§ Problem statement: Return the data below unchanged, without images.

Excerpts from an interface dataset
^^^^^^^^^^^^^^^^

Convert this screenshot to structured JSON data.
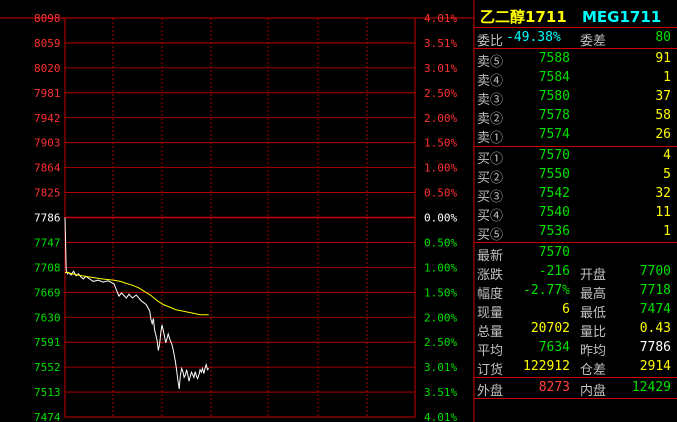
{
  "header": {
    "name_cn": "乙二醇1711",
    "code": "MEG1711"
  },
  "weibi": {
    "label": "委比",
    "value": "-49.38%",
    "diff_label": "委差",
    "diff_value": "80"
  },
  "sells": [
    {
      "label": "卖⑤",
      "price": "7588",
      "vol": "91"
    },
    {
      "label": "卖④",
      "price": "7584",
      "vol": "1"
    },
    {
      "label": "卖③",
      "price": "7580",
      "vol": "37"
    },
    {
      "label": "卖②",
      "price": "7578",
      "vol": "58"
    },
    {
      "label": "卖①",
      "price": "7574",
      "vol": "26"
    }
  ],
  "buys": [
    {
      "label": "买①",
      "price": "7570",
      "vol": "4"
    },
    {
      "label": "买②",
      "price": "7550",
      "vol": "5"
    },
    {
      "label": "买③",
      "price": "7542",
      "vol": "32"
    },
    {
      "label": "买④",
      "price": "7540",
      "vol": "11"
    },
    {
      "label": "买⑤",
      "price": "7536",
      "vol": "1"
    }
  ],
  "stats": {
    "latest_label": "最新",
    "latest": "7570",
    "change_label": "涨跌",
    "change": "-216",
    "open_label": "开盘",
    "open": "7700",
    "pct_label": "幅度",
    "pct": "-2.77%",
    "high_label": "最高",
    "high": "7718",
    "cur_vol_label": "现量",
    "cur_vol": "6",
    "low_label": "最低",
    "low": "7474",
    "total_vol_label": "总量",
    "total_vol": "20702",
    "vol_ratio_label": "量比",
    "vol_ratio": "0.43",
    "avg_label": "平均",
    "avg": "7634",
    "prev_close_label": "昨均",
    "prev_close": "7786",
    "oi_label": "订货",
    "oi": "122912",
    "oi_diff_label": "仓差",
    "oi_diff": "2914",
    "outer_label": "外盘",
    "outer": "8273",
    "inner_label": "内盘",
    "inner": "12429"
  },
  "chart_data": {
    "type": "line",
    "base_price": 7786,
    "ylim": [
      7474,
      8098
    ],
    "price_ticks": [
      8098,
      8059,
      8020,
      7981,
      7942,
      7903,
      7864,
      7825,
      7786,
      7747,
      7708,
      7669,
      7630,
      7591,
      7552,
      7513,
      7474
    ],
    "pct_ticks": [
      "4.01%",
      "3.51%",
      "3.01%",
      "2.50%",
      "2.00%",
      "1.50%",
      "1.00%",
      "0.50%",
      "0.00%",
      "0.50%",
      "1.00%",
      "1.50%",
      "2.00%",
      "2.50%",
      "3.01%",
      "3.51%",
      "4.01%"
    ],
    "series": [
      {
        "x": [
          0,
          1,
          2,
          3,
          5,
          7,
          9,
          11,
          13,
          15,
          17,
          20,
          23,
          27,
          31,
          35,
          38,
          40,
          42,
          44,
          46,
          48,
          50,
          52,
          55,
          58,
          62,
          66,
          69,
          70,
          71,
          72,
          73,
          74,
          75,
          76,
          77,
          78,
          79,
          80,
          81,
          82,
          83,
          84,
          85,
          86,
          87,
          88,
          89,
          90,
          91,
          92,
          93,
          94,
          95,
          96,
          97,
          98,
          99,
          100,
          101,
          102,
          103,
          104,
          105,
          106,
          107,
          108,
          109,
          110,
          111,
          112,
          113,
          114,
          115,
          116,
          117
        ],
        "values": [
          7786,
          7704,
          7698,
          7700,
          7696,
          7702,
          7695,
          7698,
          7693,
          7690,
          7694,
          7690,
          7686,
          7688,
          7685,
          7687,
          7684,
          7682,
          7672,
          7663,
          7668,
          7664,
          7660,
          7666,
          7660,
          7665,
          7656,
          7650,
          7640,
          7626,
          7620,
          7628,
          7610,
          7602,
          7594,
          7578,
          7588,
          7606,
          7618,
          7610,
          7600,
          7590,
          7596,
          7604,
          7598,
          7592,
          7588,
          7580,
          7570,
          7560,
          7545,
          7530,
          7518,
          7540,
          7550,
          7545,
          7536,
          7540,
          7548,
          7540,
          7530,
          7538,
          7544,
          7540,
          7536,
          7545,
          7538,
          7534,
          7540,
          7548,
          7544,
          7550,
          7542,
          7550,
          7556,
          7548,
          7550
        ]
      },
      {
        "x": [
          0,
          2,
          10,
          20,
          30,
          40,
          45,
          50,
          55,
          60,
          65,
          70,
          75,
          80,
          85,
          90,
          95,
          100,
          105,
          110,
          117
        ],
        "values": [
          7700,
          7700,
          7696,
          7693,
          7690,
          7688,
          7686,
          7683,
          7680,
          7676,
          7670,
          7664,
          7656,
          7650,
          7646,
          7642,
          7640,
          7638,
          7636,
          7634,
          7634
        ]
      }
    ]
  }
}
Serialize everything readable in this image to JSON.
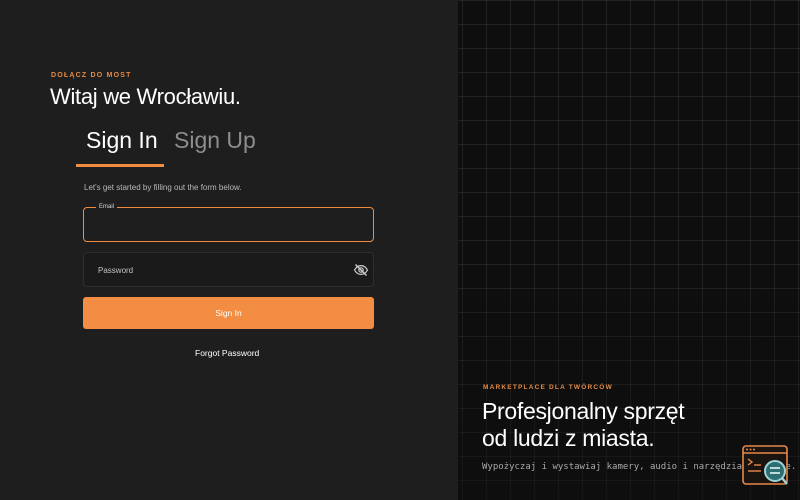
{
  "left": {
    "eyebrow": "DOŁĄCZ DO MOST",
    "welcome": "Witaj we Wrocławiu.",
    "tabs": [
      {
        "label": "Sign In",
        "active": true
      },
      {
        "label": "Sign Up",
        "active": false
      }
    ],
    "intro": "Let's get started by filling out the form below.",
    "email": {
      "label": "Email",
      "value": ""
    },
    "password": {
      "placeholder": "Password",
      "toggle_icon": "eye-off-icon"
    },
    "sign_in_button": "Sign In",
    "forgot_password": "Forgot Password"
  },
  "right": {
    "eyebrow": "MARKETPLACE DLA TWÓRCÓW",
    "title_line1": "Profesjonalny sprzęt",
    "title_line2": "od ludzi z miasta.",
    "subtitle": "Wypożyczaj i wystawiaj kamery, audio i narzędzia lokalnie.",
    "widget_icon": "terminal-search-icon"
  },
  "colors": {
    "accent": "#f28d43",
    "left_bg": "#1e1e1e",
    "right_bg": "#0e0e0e"
  }
}
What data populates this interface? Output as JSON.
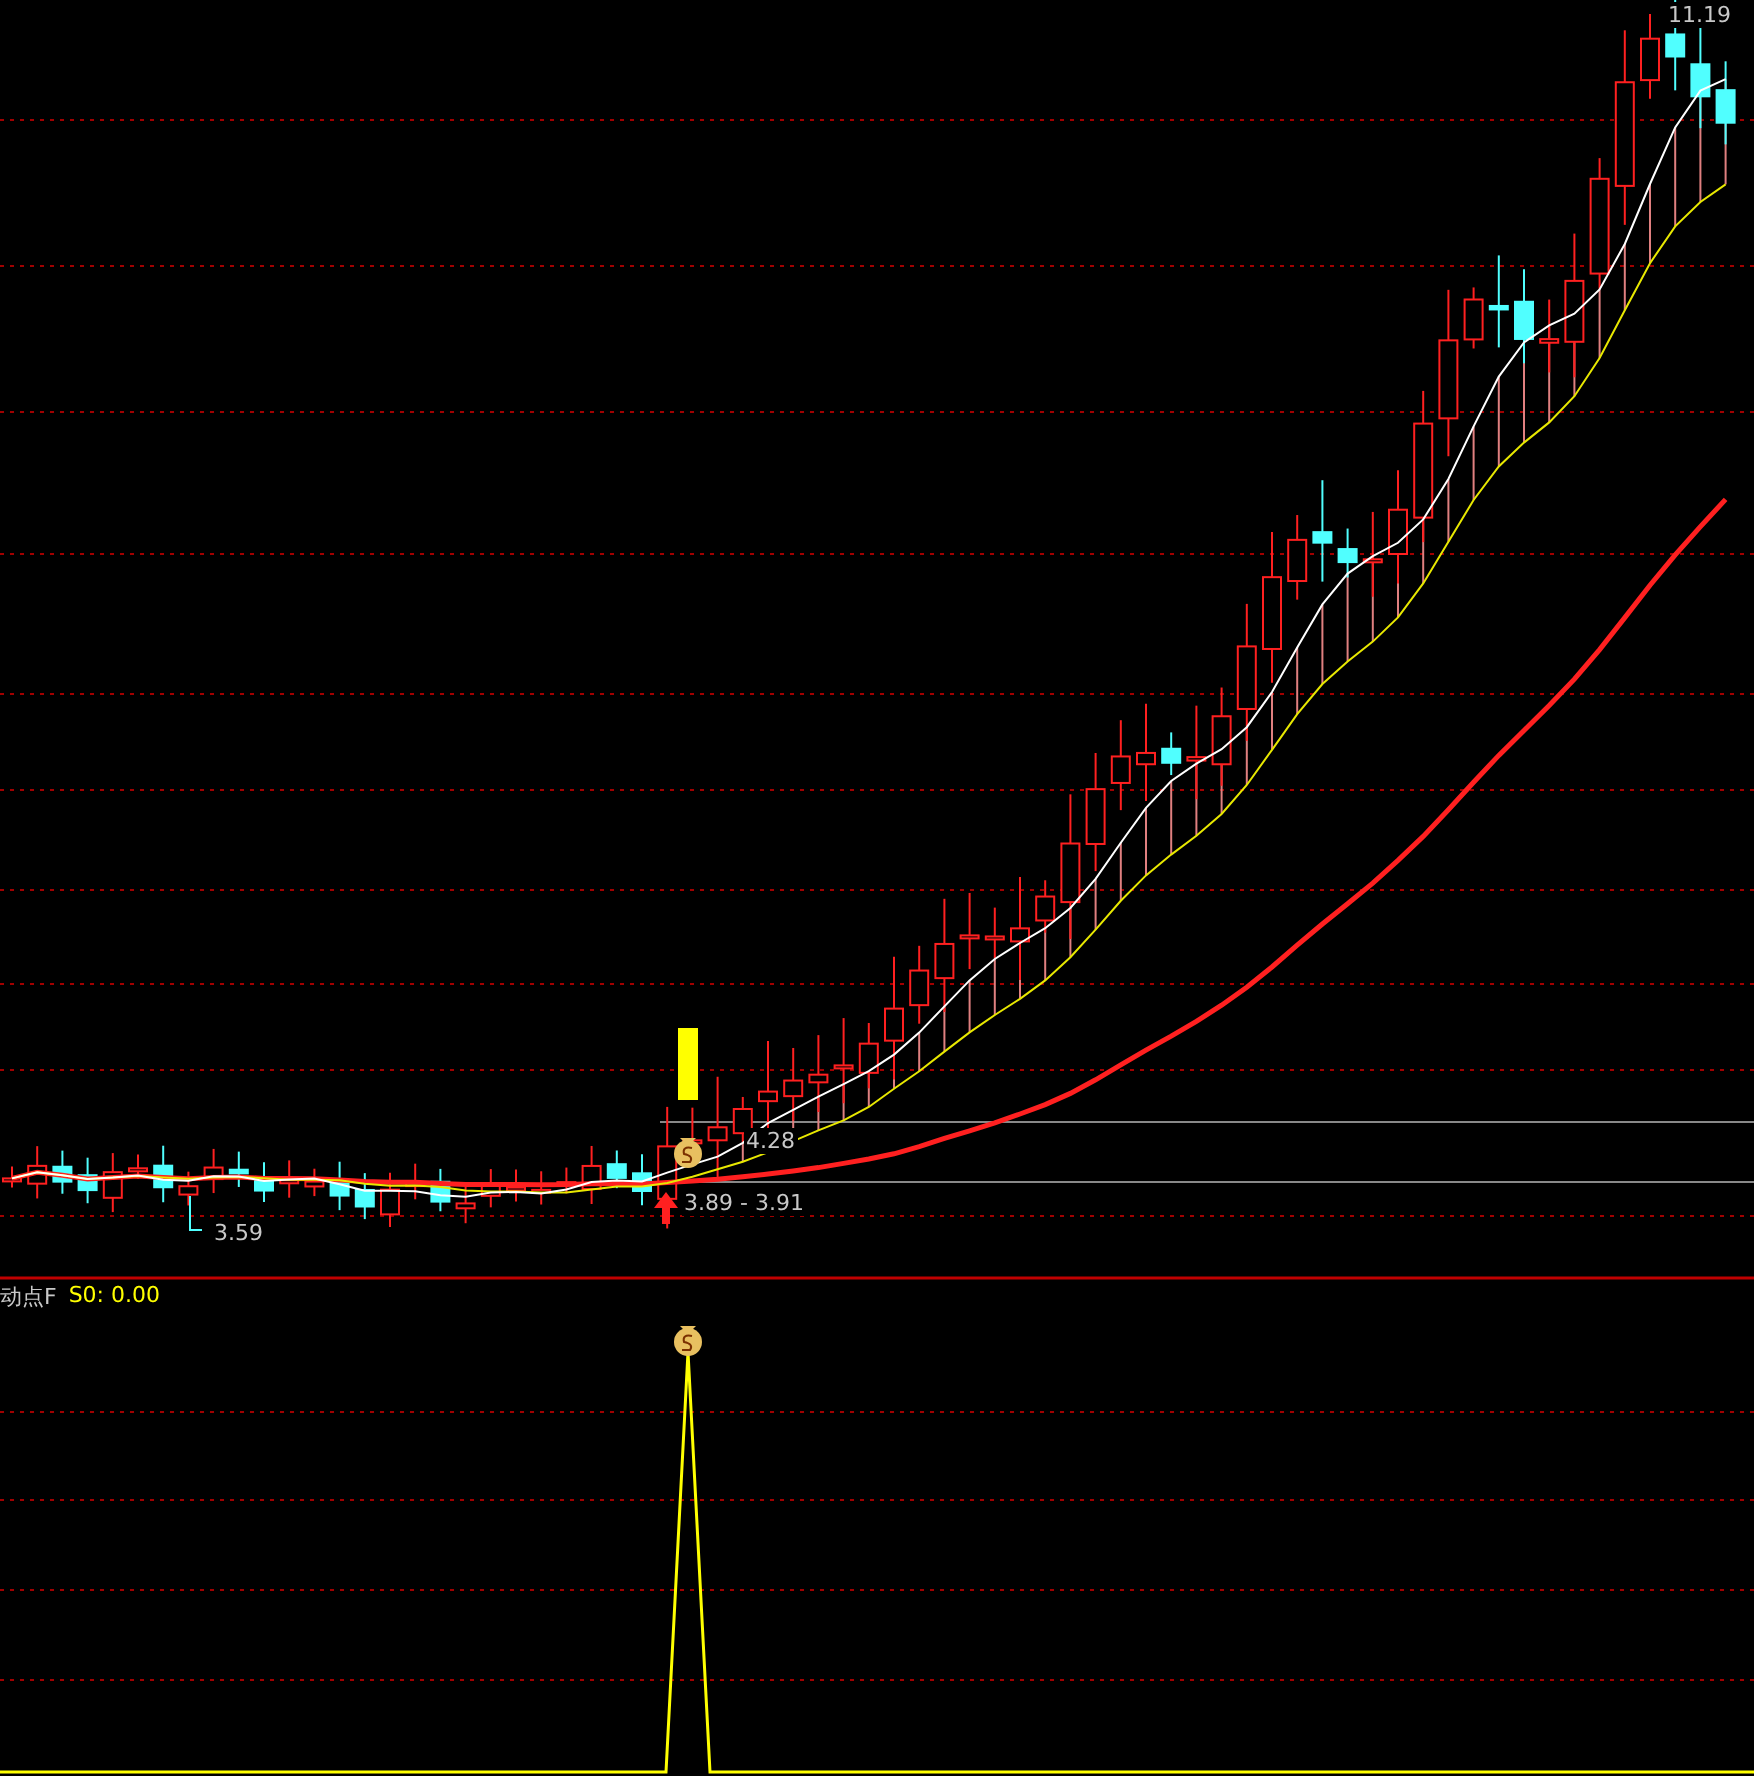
{
  "main_panel": {
    "high_label": "11.19",
    "low_label": "3.59",
    "upper_range_label": "4.28",
    "lower_range_label": "3.89 - 3.91"
  },
  "indicator_panel": {
    "name": "动点F",
    "series_label": "S0: 0.00"
  }
}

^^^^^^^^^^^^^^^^

§ Expected output:
Convert this screenshot to structured JSON data.
{
  "header": {
    "name_cn": "乙二醇1711",
    "code": "MEG1711"
  },
  "weibi": {
    "label": "委比",
    "value": "-49.38%",
    "diff_label": "委差",
    "diff_value": "80"
  },
  "sells": [
    {
      "label": "卖⑤",
      "price": "7588",
      "vol": "91"
    },
    {
      "label": "卖④",
      "price": "7584",
      "vol": "1"
    },
    {
      "label": "卖③",
      "price": "7580",
      "vol": "37"
    },
    {
      "label": "卖②",
      "price": "7578",
      "vol": "58"
    },
    {
      "label": "卖①",
      "price": "7574",
      "vol": "26"
    }
  ],
  "buys": [
    {
      "label": "买①",
      "price": "7570",
      "vol": "4"
    },
    {
      "label": "买②",
      "price": "7550",
      "vol": "5"
    },
    {
      "label": "买③",
      "price": "7542",
      "vol": "32"
    },
    {
      "label": "买④",
      "price": "7540",
      "vol": "11"
    },
    {
      "label": "买⑤",
      "price": "7536",
      "vol": "1"
    }
  ],
  "stats": {
    "latest_label": "最新",
    "latest": "7570",
    "change_label": "涨跌",
    "change": "-216",
    "open_label": "开盘",
    "open": "7700",
    "pct_label": "幅度",
    "pct": "-2.77%",
    "high_label": "最高",
    "high": "7718",
    "cur_vol_label": "现量",
    "cur_vol": "6",
    "low_label": "最低",
    "low": "7474",
    "total_vol_label": "总量",
    "total_vol": "20702",
    "vol_ratio_label": "量比",
    "vol_ratio": "0.43",
    "avg_label": "平均",
    "avg": "7634",
    "prev_close_label": "昨均",
    "prev_close": "7786",
    "oi_label": "订货",
    "oi": "122912",
    "oi_diff_label": "仓差",
    "oi_diff": "2914",
    "outer_label": "外盘",
    "outer": "8273",
    "inner_label": "内盘",
    "inner": "12429"
  },
  "chart_data": {
    "type": "line",
    "base_price": 7786,
    "ylim": [
      7474,
      8098
    ],
    "price_ticks": [
      8098,
      8059,
      8020,
      7981,
      7942,
      7903,
      7864,
      7825,
      7786,
      7747,
      7708,
      7669,
      7630,
      7591,
      7552,
      7513,
      7474
    ],
    "pct_ticks": [
      "4.01%",
      "3.51%",
      "3.01%",
      "2.50%",
      "2.00%",
      "1.50%",
      "1.00%",
      "0.50%",
      "0.00%",
      "0.50%",
      "1.00%",
      "1.50%",
      "2.00%",
      "2.50%",
      "3.01%",
      "3.51%",
      "4.01%"
    ],
    "series": [
      {
        "x": [
          0,
          1,
          2,
          3,
          5,
          7,
          9,
          11,
          13,
          15,
          17,
          20,
          23,
          27,
          31,
          35,
          38,
          40,
          42,
          44,
          46,
          48,
          50,
          52,
          55,
          58,
          62,
          66,
          69,
          70,
          71,
          72,
          73,
          74,
          75,
          76,
          77,
          78,
          79,
          80,
          81,
          82,
          83,
          84,
          85,
          86,
          87,
          88,
          89,
          90,
          91,
          92,
          93,
          94,
          95,
          96,
          97,
          98,
          99,
          100,
          101,
          102,
          103,
          104,
          105,
          106,
          107,
          108,
          109,
          110,
          111,
          112,
          113,
          114,
          115,
          116,
          117
        ],
        "values": [
          7786,
          7704,
          7698,
          7700,
          7696,
          7702,
          7695,
          7698,
          7693,
          7690,
          7694,
          7690,
          7686,
          7688,
          7685,
          7687,
          7684,
          7682,
          7672,
          7663,
          7668,
          7664,
          7660,
          7666,
          7660,
          7665,
          7656,
          7650,
          7640,
          7626,
          7620,
          7628,
          7610,
          7602,
          7594,
          7578,
          7588,
          7606,
          7618,
          7610,
          7600,
          7590,
          7596,
          7604,
          7598,
          7592,
          7588,
          7580,
          7570,
          7560,
          7545,
          7530,
          7518,
          7540,
          7550,
          7545,
          7536,
          7540,
          7548,
          7540,
          7530,
          7538,
          7544,
          7540,
          7536,
          7545,
          7538,
          7534,
          7540,
          7548,
          7544,
          7550,
          7542,
          7550,
          7556,
          7548,
          7550
        ]
      },
      {
        "x": [
          0,
          2,
          10,
          20,
          30,
          40,
          45,
          50,
          55,
          60,
          65,
          70,
          75,
          80,
          85,
          90,
          95,
          100,
          105,
          110,
          117
        ],
        "values": [
          7700,
          7700,
          7696,
          7693,
          7690,
          7688,
          7686,
          7683,
          7680,
          7676,
          7670,
          7664,
          7656,
          7650,
          7646,
          7642,
          7640,
          7638,
          7636,
          7634,
          7634
        ]
      }
    ]
  }
}
Serialize everything readable in this image to JSON.
{
  "left": {
    "eyebrow": "DOŁĄCZ DO MOST",
    "welcome": "Witaj we Wrocławiu.",
    "tabs": [
      {
        "label": "Sign In",
        "active": true
      },
      {
        "label": "Sign Up",
        "active": false
      }
    ],
    "intro": "Let's get started by filling out the form below.",
    "email": {
      "label": "Email",
      "value": ""
    },
    "password": {
      "placeholder": "Password",
      "toggle_icon": "eye-off-icon"
    },
    "sign_in_button": "Sign In",
    "forgot_password": "Forgot Password"
  },
  "right": {
    "eyebrow": "MARKETPLACE DLA TWÓRCÓW",
    "title_line1": "Profesjonalny sprzęt",
    "title_line2": "od ludzi z miasta.",
    "subtitle": "Wypożyczaj i wystawiaj kamery, audio i narzędzia lokalnie.",
    "widget_icon": "terminal-search-icon"
  },
  "colors": {
    "accent": "#f28d43",
    "left_bg": "#1e1e1e",
    "right_bg": "#0e0e0e"
  }
}
What data populates this interface? Output as JSON.
{
  "main_panel": {
    "high_label": "11.19",
    "low_label": "3.59",
    "upper_range_label": "4.28",
    "lower_range_label": "3.89 - 3.91"
  },
  "indicator_panel": {
    "name": "动点F",
    "series_label": "S0: 0.00"
  }
}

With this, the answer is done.